----- SOURCE MATERIAL

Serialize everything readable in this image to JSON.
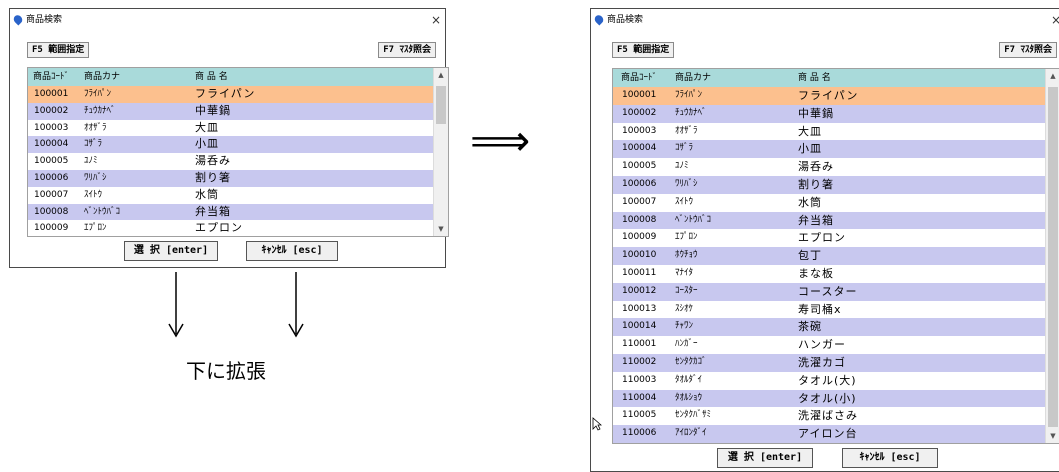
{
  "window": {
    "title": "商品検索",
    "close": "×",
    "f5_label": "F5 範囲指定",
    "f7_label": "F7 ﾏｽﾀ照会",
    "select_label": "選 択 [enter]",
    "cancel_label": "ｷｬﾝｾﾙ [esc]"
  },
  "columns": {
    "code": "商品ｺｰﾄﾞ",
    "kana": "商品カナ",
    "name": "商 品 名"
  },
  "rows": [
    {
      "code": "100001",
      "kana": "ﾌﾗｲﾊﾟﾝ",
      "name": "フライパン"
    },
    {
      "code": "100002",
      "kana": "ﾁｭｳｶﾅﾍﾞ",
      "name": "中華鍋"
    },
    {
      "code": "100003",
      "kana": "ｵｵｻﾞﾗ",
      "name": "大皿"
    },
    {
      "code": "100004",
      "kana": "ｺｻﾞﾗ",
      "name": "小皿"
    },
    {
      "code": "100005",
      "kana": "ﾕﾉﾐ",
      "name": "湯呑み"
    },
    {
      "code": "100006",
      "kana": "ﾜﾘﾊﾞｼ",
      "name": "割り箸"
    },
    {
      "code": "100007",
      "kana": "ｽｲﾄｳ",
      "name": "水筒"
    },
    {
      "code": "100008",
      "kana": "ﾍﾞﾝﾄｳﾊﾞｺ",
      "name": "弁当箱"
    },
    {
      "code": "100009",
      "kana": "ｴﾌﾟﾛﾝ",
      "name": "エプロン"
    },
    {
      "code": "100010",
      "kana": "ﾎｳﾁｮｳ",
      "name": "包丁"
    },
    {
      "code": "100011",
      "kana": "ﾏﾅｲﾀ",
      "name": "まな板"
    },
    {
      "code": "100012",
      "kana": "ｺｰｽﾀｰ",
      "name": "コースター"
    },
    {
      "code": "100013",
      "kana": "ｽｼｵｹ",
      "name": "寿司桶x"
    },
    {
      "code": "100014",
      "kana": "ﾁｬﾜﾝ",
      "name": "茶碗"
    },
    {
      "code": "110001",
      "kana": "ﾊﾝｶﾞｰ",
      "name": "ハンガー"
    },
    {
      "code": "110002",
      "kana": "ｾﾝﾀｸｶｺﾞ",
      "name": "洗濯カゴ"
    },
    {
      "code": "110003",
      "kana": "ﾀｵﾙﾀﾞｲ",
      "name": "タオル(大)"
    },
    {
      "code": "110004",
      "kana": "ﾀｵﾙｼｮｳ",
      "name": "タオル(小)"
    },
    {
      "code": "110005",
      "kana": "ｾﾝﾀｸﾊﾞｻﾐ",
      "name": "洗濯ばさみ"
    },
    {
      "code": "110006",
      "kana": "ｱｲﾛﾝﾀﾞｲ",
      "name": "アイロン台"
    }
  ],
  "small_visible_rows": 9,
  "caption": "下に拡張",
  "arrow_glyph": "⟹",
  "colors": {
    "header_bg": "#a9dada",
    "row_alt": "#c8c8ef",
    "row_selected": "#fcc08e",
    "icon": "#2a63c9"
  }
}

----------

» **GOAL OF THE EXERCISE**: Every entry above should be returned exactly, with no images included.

» **ANSWER SPACE**:
Serialize everything readable in this image to JSON.
{
  "window": {
    "title": "商品検索",
    "close": "×",
    "f5_label": "F5 範囲指定",
    "f7_label": "F7 ﾏｽﾀ照会",
    "select_label": "選 択 [enter]",
    "cancel_label": "ｷｬﾝｾﾙ [esc]"
  },
  "columns": {
    "code": "商品ｺｰﾄﾞ",
    "kana": "商品カナ",
    "name": "商 品 名"
  },
  "rows": [
    {
      "code": "100001",
      "kana": "ﾌﾗｲﾊﾟﾝ",
      "name": "フライパン"
    },
    {
      "code": "100002",
      "kana": "ﾁｭｳｶﾅﾍﾞ",
      "name": "中華鍋"
    },
    {
      "code": "100003",
      "kana": "ｵｵｻﾞﾗ",
      "name": "大皿"
    },
    {
      "code": "100004",
      "kana": "ｺｻﾞﾗ",
      "name": "小皿"
    },
    {
      "code": "100005",
      "kana": "ﾕﾉﾐ",
      "name": "湯呑み"
    },
    {
      "code": "100006",
      "kana": "ﾜﾘﾊﾞｼ",
      "name": "割り箸"
    },
    {
      "code": "100007",
      "kana": "ｽｲﾄｳ",
      "name": "水筒"
    },
    {
      "code": "100008",
      "kana": "ﾍﾞﾝﾄｳﾊﾞｺ",
      "name": "弁当箱"
    },
    {
      "code": "100009",
      "kana": "ｴﾌﾟﾛﾝ",
      "name": "エプロン"
    },
    {
      "code": "100010",
      "kana": "ﾎｳﾁｮｳ",
      "name": "包丁"
    },
    {
      "code": "100011",
      "kana": "ﾏﾅｲﾀ",
      "name": "まな板"
    },
    {
      "code": "100012",
      "kana": "ｺｰｽﾀｰ",
      "name": "コースター"
    },
    {
      "code": "100013",
      "kana": "ｽｼｵｹ",
      "name": "寿司桶x"
    },
    {
      "code": "100014",
      "kana": "ﾁｬﾜﾝ",
      "name": "茶碗"
    },
    {
      "code": "110001",
      "kana": "ﾊﾝｶﾞｰ",
      "name": "ハンガー"
    },
    {
      "code": "110002",
      "kana": "ｾﾝﾀｸｶｺﾞ",
      "name": "洗濯カゴ"
    },
    {
      "code": "110003",
      "kana": "ﾀｵﾙﾀﾞｲ",
      "name": "タオル(大)"
    },
    {
      "code": "110004",
      "kana": "ﾀｵﾙｼｮｳ",
      "name": "タオル(小)"
    },
    {
      "code": "110005",
      "kana": "ｾﾝﾀｸﾊﾞｻﾐ",
      "name": "洗濯ばさみ"
    },
    {
      "code": "110006",
      "kana": "ｱｲﾛﾝﾀﾞｲ",
      "name": "アイロン台"
    }
  ],
  "small_visible_rows": 9,
  "caption": "下に拡張",
  "arrow_glyph": "⟹",
  "colors": {
    "header_bg": "#a9dada",
    "row_alt": "#c8c8ef",
    "row_selected": "#fcc08e",
    "icon": "#2a63c9"
  }
}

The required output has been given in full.